Al-Balawi became a triple agent. The CIA was paying him, but he confided in those he was supposed to betray. Meanwhile, al-Qaida trained him to stage an attack against the CIA's drone warriors. Al-Balawi disappeared for a few months into the mountains of Pakistan. When he turned up again, he had brought Abu Said videos, coordinates and photos. Abu Said wrote: "You've lifted our heads! You've lifted our heads in front of the Americans!"
Al-Balawi was considered to be the best source the CIA had ever had within the al-Qaida hierarchy. It wasn't difficult to imagine why the White House was waiting for the call from Camp Chapman.
'We Will Get You, CIA'
In a farewell video, al-Balawi says that he is happy. Sitting cross-legged with C-4 explosives already strapped to his belt, he smiles and says: "We will get you, CIA. We will bring you down. Don't think that just by pressing a button, you are safe." Then, pointing at his watch, he says: "Look, this is for you. It's not a watch. It is a detonator, to kill as many of you as I can."
And then there he was, standing in Camp Chapman with his hand in his pocket. At CIA headquarters in Langley, they are still asking themselves why all the rules were ignored at the time. One of the first of those rules is that only one agent should meet with informants, and another is that agents are not supposed to show their faces. Finally, security precautions are never supposed to be lifted. Why did the agents simply let al-Balawi in and then line up to greet him like a 14-member CIA receiving line?
Al-Balawi began to pray: "There is no God but Allah "
It was 4:30 p.m. at Camp Chapman. Ten people died, including the guards Robertson and Paresi as well as Matthews, the mother of three, when al-Balawi pushed the detonator.
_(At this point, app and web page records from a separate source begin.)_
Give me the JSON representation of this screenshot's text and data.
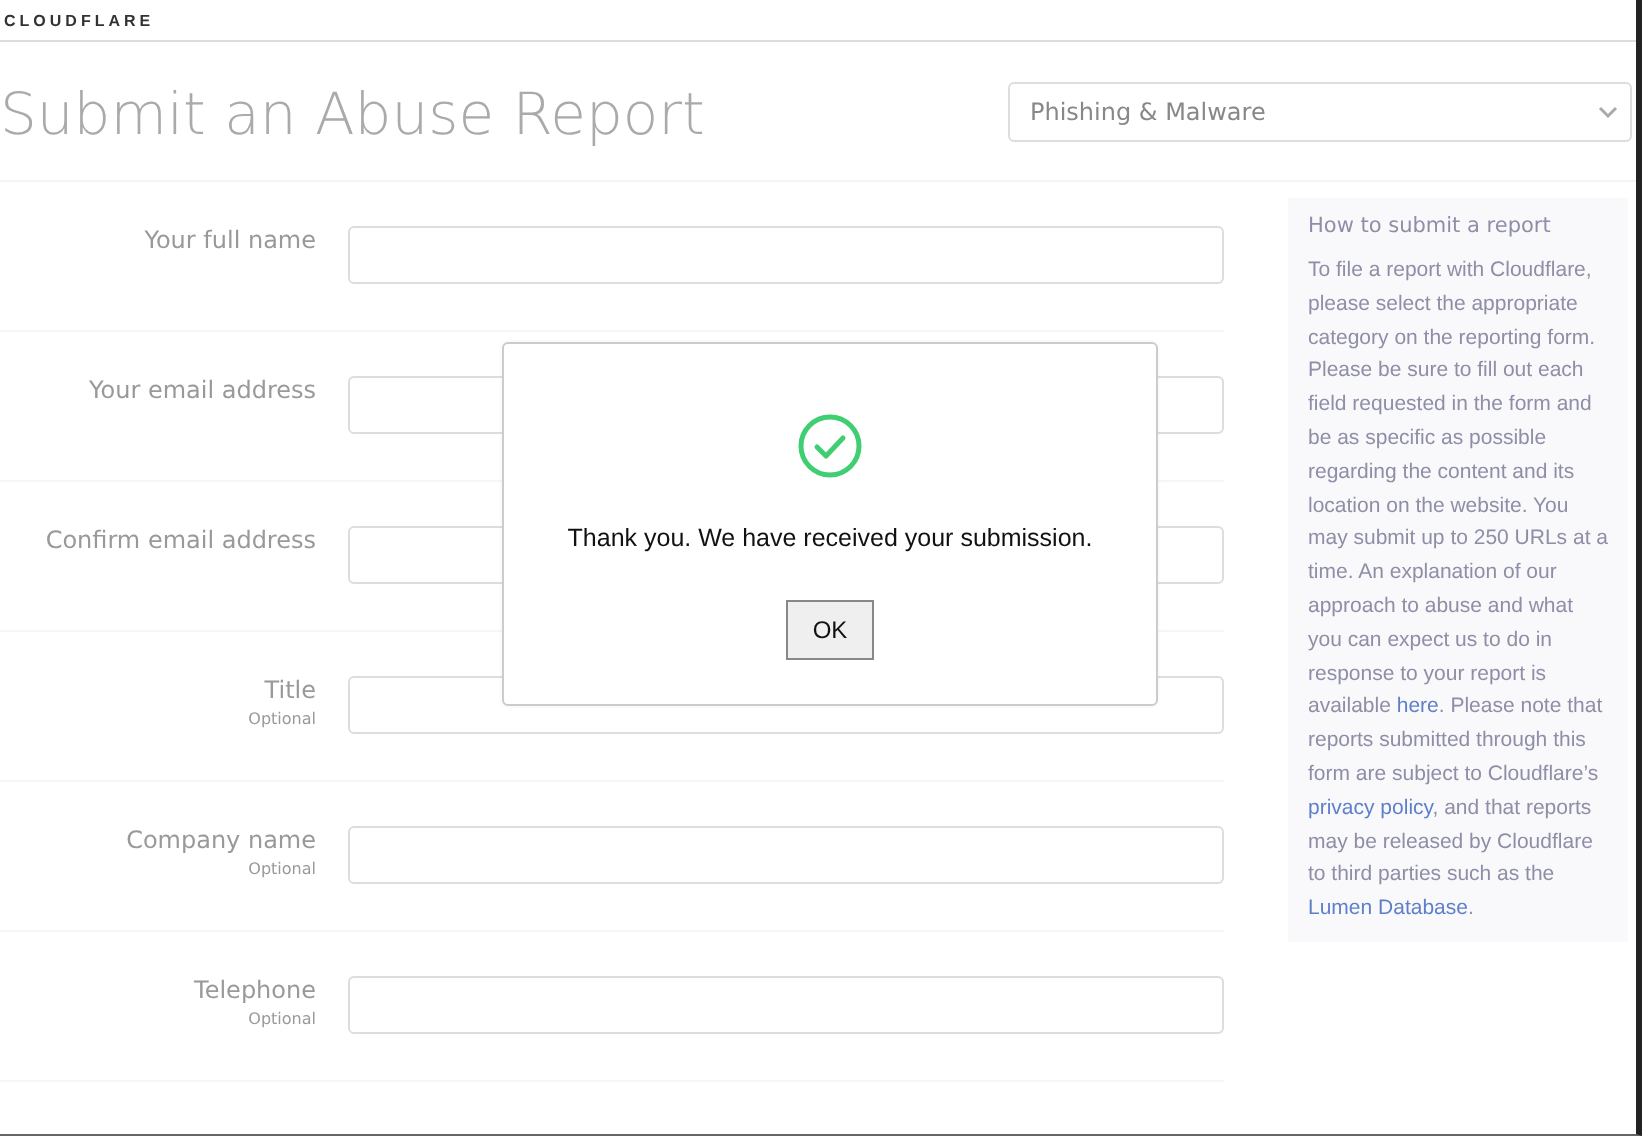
{
  "header": {
    "logo": "CLOUDFLARE"
  },
  "page": {
    "title": "Submit an Abuse Report",
    "category_select": "Phishing & Malware"
  },
  "form": {
    "fields": [
      {
        "label": "Your full name"
      },
      {
        "label": "Your email address"
      },
      {
        "label": "Confirm email address"
      },
      {
        "label": "Title",
        "note": "Optional"
      },
      {
        "label": "Company name",
        "note": "Optional"
      },
      {
        "label": "Telephone",
        "note": "Optional"
      }
    ]
  },
  "sidebar": {
    "heading": "How to submit a report",
    "body": [
      {
        "kind": "text",
        "text": "To file a report with Cloudflare, please select the appropriate category on the reporting form. Please be sure to fill out each field requested in the form and be as specific as possible regarding the content and its location on the website. You may submit up to 250 URLs at a time. An explanation of our approach to abuse and what you can expect us to do in response to your report is available "
      },
      {
        "kind": "link",
        "text": "here"
      },
      {
        "kind": "text",
        "text": ". Please note that reports submitted through this form are subject to Cloudflare’s "
      },
      {
        "kind": "link",
        "text": "privacy policy"
      },
      {
        "kind": "text",
        "text": ", and that reports may be released by Cloudflare to third parties such as the "
      },
      {
        "kind": "link",
        "text": "Lumen Database"
      },
      {
        "kind": "text",
        "text": "."
      }
    ]
  },
  "dialog": {
    "message": "Thank you. We have received your submission.",
    "button": "OK"
  }
}
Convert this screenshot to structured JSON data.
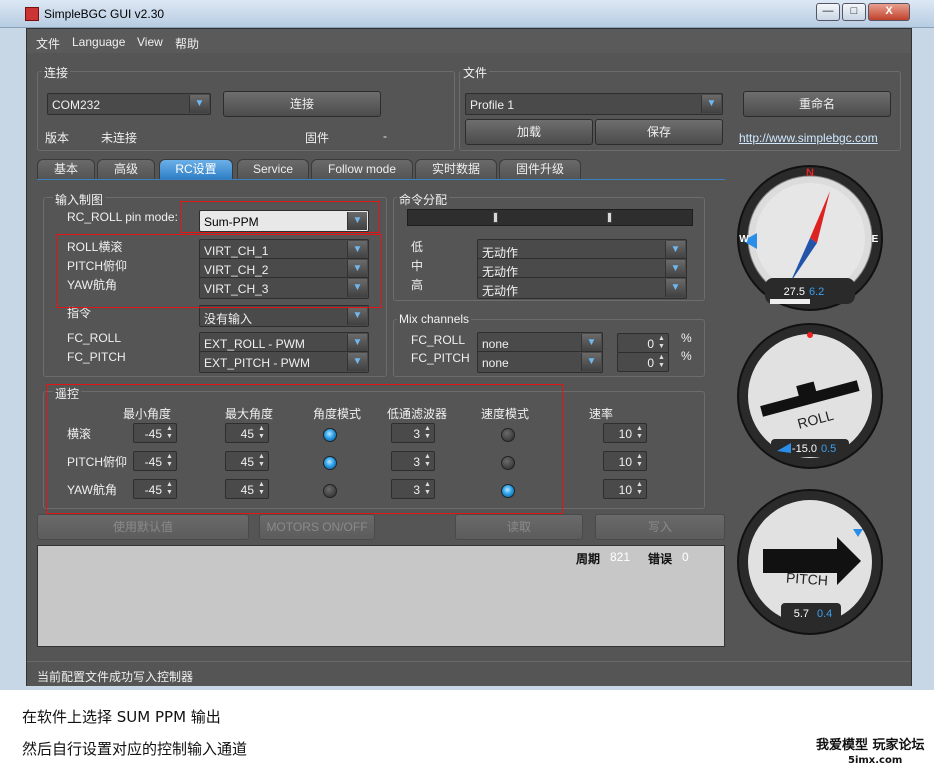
{
  "window": {
    "title": "SimpleBGC GUI v2.30",
    "min": "—",
    "max": "□",
    "close": "X"
  },
  "menu": [
    "文件",
    "Language",
    "View",
    "帮助"
  ],
  "connection": {
    "title": "连接",
    "port": "COM232",
    "connect_label": "连接",
    "version_label": "版本",
    "version_value": "未连接",
    "firmware_label": "固件",
    "firmware_value": "-"
  },
  "file": {
    "title": "文件",
    "profile": "Profile 1",
    "rename_label": "重命名",
    "load_label": "加载",
    "save_label": "保存",
    "link": "http://www.simplebgc.com"
  },
  "tabs": [
    "基本",
    "高级",
    "RC设置",
    "Service",
    "Follow mode",
    "实时数据",
    "固件升级"
  ],
  "input_map": {
    "title": "输入制图",
    "pin_mode_label": "RC_ROLL pin mode:",
    "pin_mode_value": "Sum-PPM",
    "rows": [
      {
        "label": "ROLL横滚",
        "value": "VIRT_CH_1"
      },
      {
        "label": "PITCH俯仰",
        "value": "VIRT_CH_2"
      },
      {
        "label": "YAW航角",
        "value": "VIRT_CH_3"
      },
      {
        "label": "指令",
        "value": "没有输入"
      },
      {
        "label": "FC_ROLL",
        "value": "EXT_ROLL - PWM"
      },
      {
        "label": "FC_PITCH",
        "value": "EXT_PITCH - PWM"
      }
    ]
  },
  "cmd_assign": {
    "title": "命令分配",
    "rows": [
      {
        "label": "低",
        "value": "无动作"
      },
      {
        "label": "中",
        "value": "无动作"
      },
      {
        "label": "高",
        "value": "无动作"
      }
    ]
  },
  "mix": {
    "title": "Mix channels",
    "rows": [
      {
        "label": "FC_ROLL",
        "value": "none",
        "num": "0",
        "unit": "%"
      },
      {
        "label": "FC_PITCH",
        "value": "none",
        "num": "0",
        "unit": "%"
      }
    ]
  },
  "remote": {
    "title": "遥控",
    "headers": [
      "最小角度",
      "最大角度",
      "角度模式",
      "低通滤波器",
      "速度模式",
      "速率"
    ],
    "rows": [
      {
        "label": "横滚",
        "min": "-45",
        "max": "45",
        "angle_mode": true,
        "lpf": "3",
        "speed_mode": false,
        "rate": "10"
      },
      {
        "label": "PITCH俯仰",
        "min": "-45",
        "max": "45",
        "angle_mode": true,
        "lpf": "3",
        "speed_mode": false,
        "rate": "10"
      },
      {
        "label": "YAW航角",
        "min": "-45",
        "max": "45",
        "angle_mode": false,
        "lpf": "3",
        "speed_mode": true,
        "rate": "10"
      }
    ]
  },
  "actions": {
    "defaults": "使用默认值",
    "motors": "MOTORS ON/OFF",
    "read": "读取",
    "write": "写入"
  },
  "log": {
    "cycle_label": "周期",
    "cycle_value": "821",
    "error_label": "错误",
    "error_value": "0"
  },
  "statusbar": "当前配置文件成功写入控制器",
  "gauges": {
    "yaw": {
      "north": "N",
      "east": "E",
      "west": "W",
      "value": "27.5",
      "rate": "6.2"
    },
    "roll": {
      "label": "ROLL",
      "value": "-15.0",
      "rate": "0.5"
    },
    "pitch": {
      "label": "PITCH",
      "value": "5.7",
      "rate": "0.4"
    }
  },
  "captions": [
    "在软件上选择 SUM PPM 输出",
    "然后自行设置对应的控制输入通道"
  ],
  "watermark": {
    "brand": "我爱模型 玩家论坛",
    "site": "5imx.com"
  },
  "colors": {
    "accent": "#2f7fc6",
    "panel": "#555555",
    "highlight": "#e01515"
  }
}
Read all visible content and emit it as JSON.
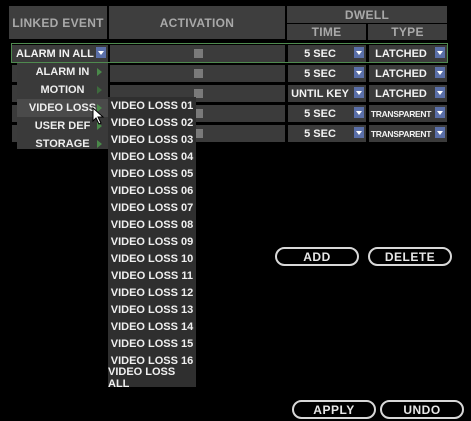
{
  "header": {
    "linked_event": "LINKED EVENT",
    "activation": "ACTIVATION",
    "dwell": "DWELL",
    "time": "TIME",
    "type": "TYPE"
  },
  "rows": [
    {
      "event": "ALARM IN ALL",
      "time": "5 SEC",
      "type": "LATCHED"
    },
    {
      "event": "",
      "time": "5 SEC",
      "type": "LATCHED"
    },
    {
      "event": "",
      "time": "UNTIL KEY",
      "type": "LATCHED"
    },
    {
      "event": "",
      "time": "5 SEC",
      "type": "TRANSPARENT"
    },
    {
      "event": "",
      "time": "5 SEC",
      "type": "TRANSPARENT"
    }
  ],
  "menu_primary": [
    "ALARM IN",
    "MOTION",
    "VIDEO LOSS",
    "USER DEF",
    "STORAGE"
  ],
  "menu_video_loss": [
    "VIDEO LOSS 01",
    "VIDEO LOSS 02",
    "VIDEO LOSS 03",
    "VIDEO LOSS 04",
    "VIDEO LOSS 05",
    "VIDEO LOSS 06",
    "VIDEO LOSS 07",
    "VIDEO LOSS 08",
    "VIDEO LOSS 09",
    "VIDEO LOSS 10",
    "VIDEO LOSS 11",
    "VIDEO LOSS 12",
    "VIDEO LOSS 13",
    "VIDEO LOSS 14",
    "VIDEO LOSS 15",
    "VIDEO LOSS 16",
    "VIDEO LOSS ALL"
  ],
  "buttons": {
    "add": "ADD",
    "delete": "DELETE",
    "apply": "APPLY",
    "undo": "UNDO"
  }
}
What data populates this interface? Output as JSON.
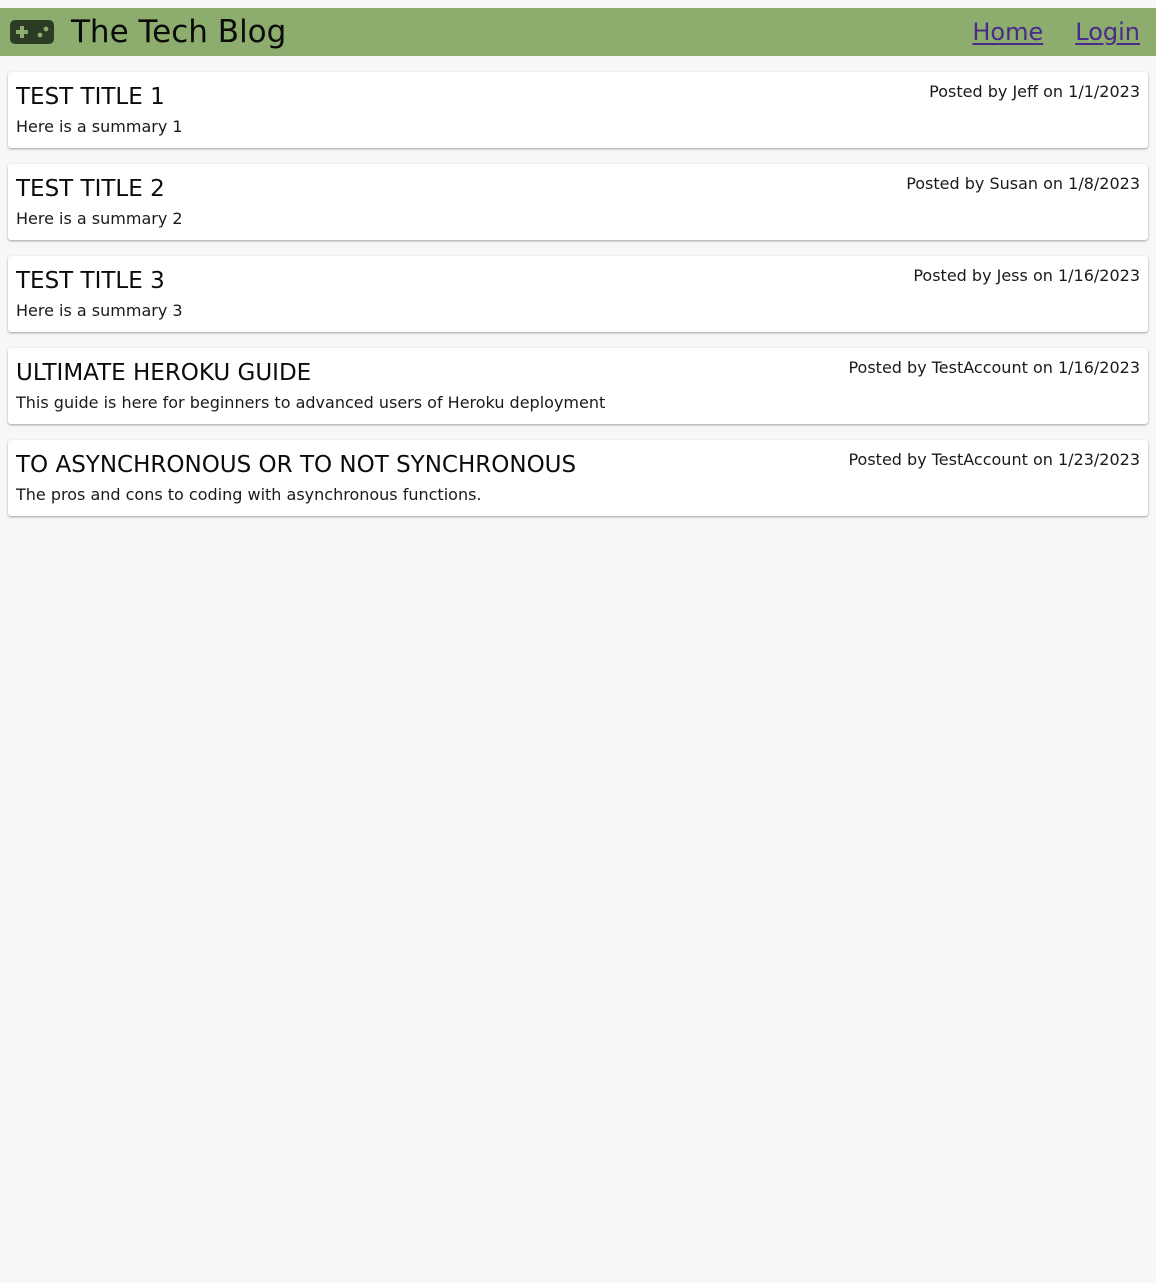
{
  "header": {
    "title": "The Tech Blog",
    "logo_icon": "gamepad-icon",
    "background_color": "#8cad6d",
    "nav": [
      {
        "label": "Home"
      },
      {
        "label": "Login"
      }
    ]
  },
  "posts": [
    {
      "title": "TEST TITLE 1",
      "summary": "Here is a summary 1",
      "meta": "Posted by Jeff on 1/1/2023"
    },
    {
      "title": "TEST TITLE 2",
      "summary": "Here is a summary 2",
      "meta": "Posted by Susan on 1/8/2023"
    },
    {
      "title": "TEST TITLE 3",
      "summary": "Here is a summary 3",
      "meta": "Posted by Jess on 1/16/2023"
    },
    {
      "title": "ULTIMATE HEROKU GUIDE",
      "summary": "This guide is here for beginners to advanced users of Heroku deployment",
      "meta": "Posted by TestAccount on 1/16/2023"
    },
    {
      "title": "TO ASYNCHRONOUS OR TO NOT SYNCHRONOUS",
      "summary": "The pros and cons to coding with asynchronous functions.",
      "meta": "Posted by TestAccount on 1/23/2023"
    }
  ]
}
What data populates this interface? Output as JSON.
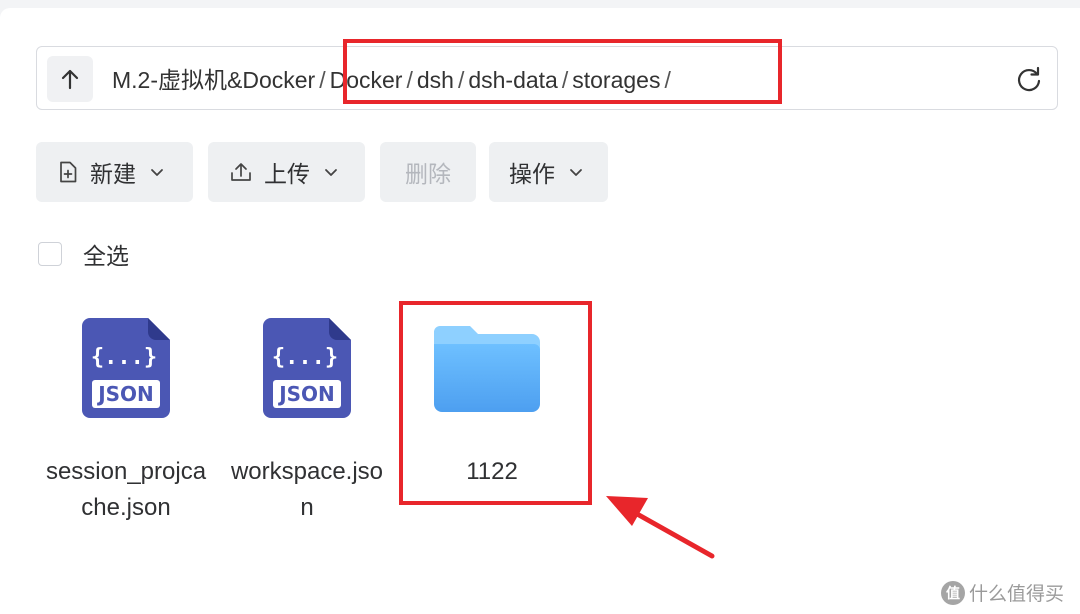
{
  "path_bar": {
    "segments": [
      "M.2-虚拟机&Docker",
      "Docker",
      "dsh",
      "dsh-data",
      "storages"
    ],
    "separator": "/"
  },
  "toolbar": {
    "new_label": "新建",
    "upload_label": "上传",
    "delete_label": "删除",
    "actions_label": "操作"
  },
  "select_all_label": "全选",
  "files": [
    {
      "type": "json",
      "name": "session_projcache.json",
      "icon_text": "{...}",
      "badge": "JSON"
    },
    {
      "type": "json",
      "name": "workspace.json",
      "icon_text": "{...}",
      "badge": "JSON"
    },
    {
      "type": "folder",
      "name": "1122"
    }
  ],
  "colors": {
    "annotation_red": "#e8262b",
    "json_icon": "#4a57b5",
    "folder_blue": "#5aaeff"
  },
  "watermark": {
    "logo": "值",
    "text": "什么值得买"
  }
}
It was an old-fashioned suicide bombing -- al-Qaida's first counterattack in the new war.